Note each line in the data below that holds "chamado", and copy it.

(Website and app data records)
= Beginning of Section =

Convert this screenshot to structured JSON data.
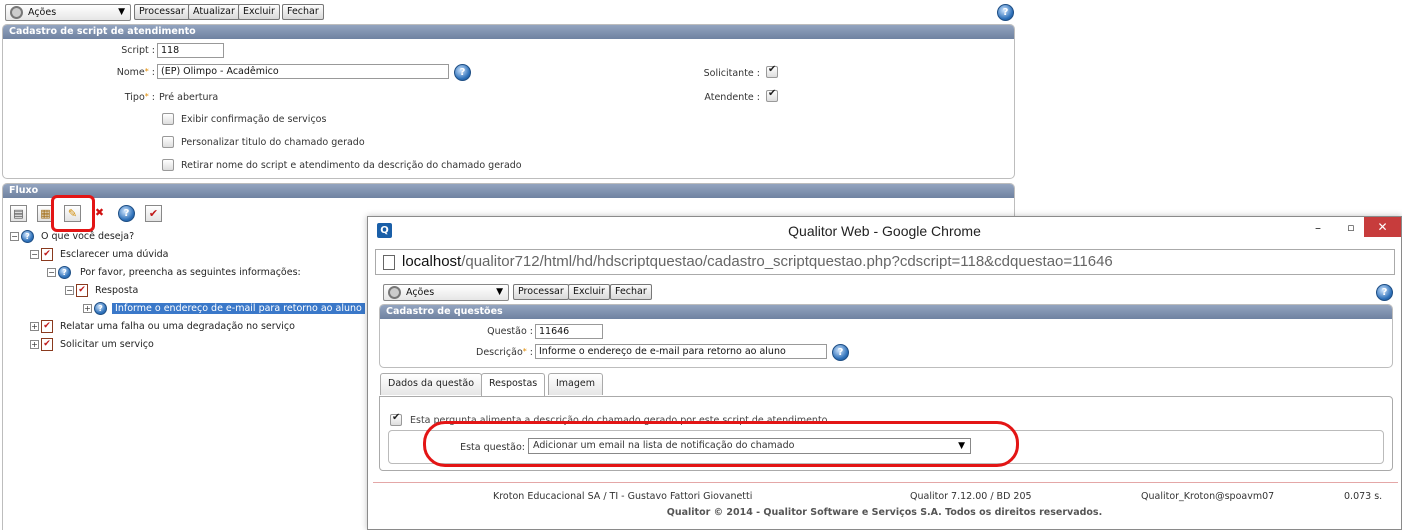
{
  "main": {
    "toolbar": {
      "acoes_label": "Ações",
      "processar": "Processar",
      "atualizar": "Atualizar",
      "excluir": "Excluir",
      "fechar": "Fechar"
    },
    "cadastro": {
      "title": "Cadastro de script de atendimento",
      "script_label": "Script :",
      "script_value": "118",
      "nome_label": "Nome",
      "nome_value": "(EP) Olimpo - Acadêmico",
      "tipo_label": "Tipo",
      "tipo_value": "Pré abertura",
      "solicitante_label": "Solicitante :",
      "atendente_label": "Atendente :",
      "opt1": "Exibir confirmação de serviços",
      "opt2": "Personalizar titulo do chamado gerado",
      "opt3": "Retirar nome do script e atendimento da descrição do chamado gerado"
    },
    "fluxo": {
      "title": "Fluxo",
      "tree": {
        "root": "O que você deseja?",
        "n1": "Esclarecer uma dúvida",
        "n1a": "Por favor, preencha as seguintes informações:",
        "n1a1": "Resposta",
        "n1a1a": "Informe o endereço de e-mail para retorno ao aluno",
        "n2": "Relatar uma falha ou uma degradação no serviço",
        "n3": "Solicitar um serviço"
      }
    }
  },
  "popup": {
    "window_title": "Qualitor Web - Google Chrome",
    "url_host": "localhost",
    "url_path": "/qualitor712/html/hd/hdscriptquestao/cadastro_scriptquestao.php?cdscript=118&cdquestao=11646",
    "toolbar": {
      "acoes_label": "Ações",
      "processar": "Processar",
      "excluir": "Excluir",
      "fechar": "Fechar"
    },
    "cadastro": {
      "title": "Cadastro de questões",
      "questao_label": "Questão :",
      "questao_value": "11646",
      "descricao_label": "Descrição",
      "descricao_value": "Informe o endereço de e-mail para retorno ao aluno"
    },
    "tabs": [
      "Dados da questão",
      "Respostas",
      "Imagem"
    ],
    "checkbox_text": "Esta pergunta alimenta a descrição do chamado gerado por este script de atendimento",
    "esta_questao_label": "Esta questão:",
    "esta_questao_value": "Adicionar um email na lista de notificação do chamado",
    "footer": {
      "company": "Kroton Educacional SA / TI - Gustavo Fattori Giovanetti",
      "version": "Qualitor 7.12.00 / BD 205",
      "user": "Qualitor_Kroton@spoavm07",
      "time": "0.073 s.",
      "copyright": "Qualitor © 2014 - Qualitor Software e Serviços S.A. Todos os direitos reservados."
    }
  },
  "colors": {
    "annotation": "#e31515",
    "header": "#7c8eab",
    "selection": "#3a78c9"
  }
}
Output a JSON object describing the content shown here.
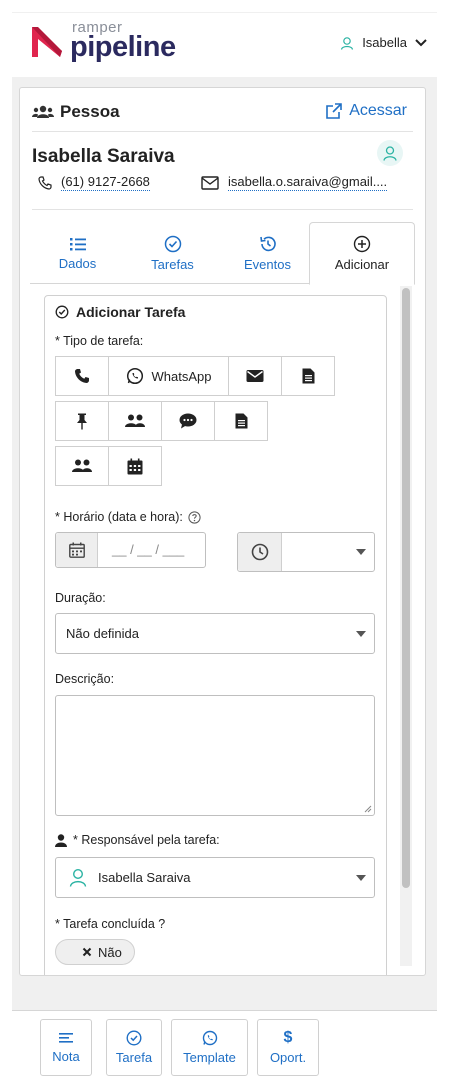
{
  "header": {
    "logo_small": "ramper",
    "logo_big": "pipeline",
    "user_name": "Isabella"
  },
  "panel": {
    "title": "Pessoa",
    "access_label": "Acessar",
    "person_name": "Isabella Saraiva",
    "phone": "(61) 9127-2668",
    "email": "isabella.o.saraiva@gmail...."
  },
  "tabs": [
    {
      "label": "Dados",
      "icon": "list-icon"
    },
    {
      "label": "Tarefas",
      "icon": "check-circle-icon"
    },
    {
      "label": "Eventos",
      "icon": "history-icon"
    },
    {
      "label": "Adicionar",
      "icon": "plus-circle-icon",
      "active": true
    }
  ],
  "form": {
    "title": "Adicionar Tarefa",
    "task_type_label": "* Tipo de tarefa:",
    "whatsapp_label": "WhatsApp",
    "datetime_label": "* Horário (data e hora):",
    "date_placeholder": "__ / __ / ___",
    "duration_label": "Duração:",
    "duration_value": "Não definida",
    "description_label": "Descrição:",
    "responsible_label": "* Responsável pela tarefa:",
    "responsible_value": "Isabella Saraiva",
    "done_label": "* Tarefa concluída ?",
    "done_value": "Não"
  },
  "bottom": [
    {
      "label": "Nota",
      "icon": "note-icon"
    },
    {
      "label": "Tarefa",
      "icon": "check-circle-icon"
    },
    {
      "label": "Template",
      "icon": "whatsapp-icon"
    },
    {
      "label": "Oport.",
      "icon": "dollar-icon"
    }
  ],
  "colors": {
    "accent": "#1f6fc5",
    "brand_red": "#e0254e",
    "brand_navy": "#2b2a5f"
  }
}
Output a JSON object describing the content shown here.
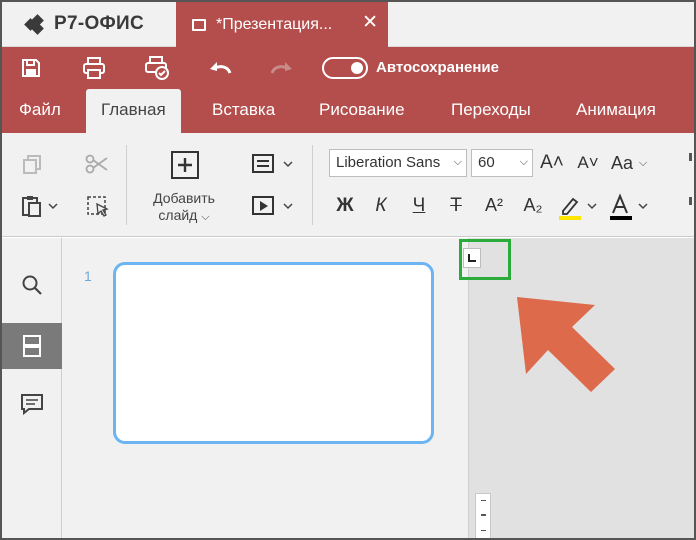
{
  "app": {
    "brand": "Р7-ОФИС"
  },
  "document_tab": {
    "title": "*Презентация...",
    "close_glyph": "✕"
  },
  "quick_access": {
    "autosave_label": "Автосохранение",
    "autosave_on": true
  },
  "menu": {
    "tabs": [
      {
        "label": "Файл",
        "active": false
      },
      {
        "label": "Главная",
        "active": true
      },
      {
        "label": "Вставка",
        "active": false
      },
      {
        "label": "Рисование",
        "active": false
      },
      {
        "label": "Переходы",
        "active": false
      },
      {
        "label": "Анимация",
        "active": false
      }
    ]
  },
  "toolbar": {
    "add_slide_label": "Добавить слайд",
    "add_slide_chevron": "⌵",
    "font_name": "Liberation Sans",
    "font_size": "60",
    "bold": "Ж",
    "italic": "К",
    "underline": "Ч",
    "strike": "Т",
    "superscript": "A²",
    "subscript": "A₂",
    "grow_font": "A˄",
    "shrink_font": "A˅",
    "change_case": "Aa",
    "combo_arrow": "⌵",
    "highlight_color": "#ffe600",
    "font_color": "#000000"
  },
  "thumbnails": {
    "slide_number": "1"
  },
  "colors": {
    "accent": "#b34e4d",
    "thumb_border": "#6cb4f2",
    "highlight_box": "#2bab3a",
    "arrow": "#dc6a4b"
  },
  "icons": [
    "save-icon",
    "print-icon",
    "quick-print-icon",
    "undo-icon",
    "redo-icon",
    "copy-icon",
    "cut-icon",
    "paste-icon",
    "select-all-icon",
    "plus-icon",
    "layout-icon",
    "play-icon",
    "search-icon",
    "slides-icon",
    "comment-icon",
    "tab-stop-icon",
    "pointer-arrow-icon"
  ]
}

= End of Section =

The answer
      "opt2": "Personalizar titulo do chamado gerado",
      "opt3": "Retirar nome do script e atendimento da descrição do chamado gerado"
    "checkbox_text": "Esta pergunta alimenta a descrição do chamado gerado por este script de atendimento",
    "esta_questao_value": "Adicionar um email na lista de notificação do chamado",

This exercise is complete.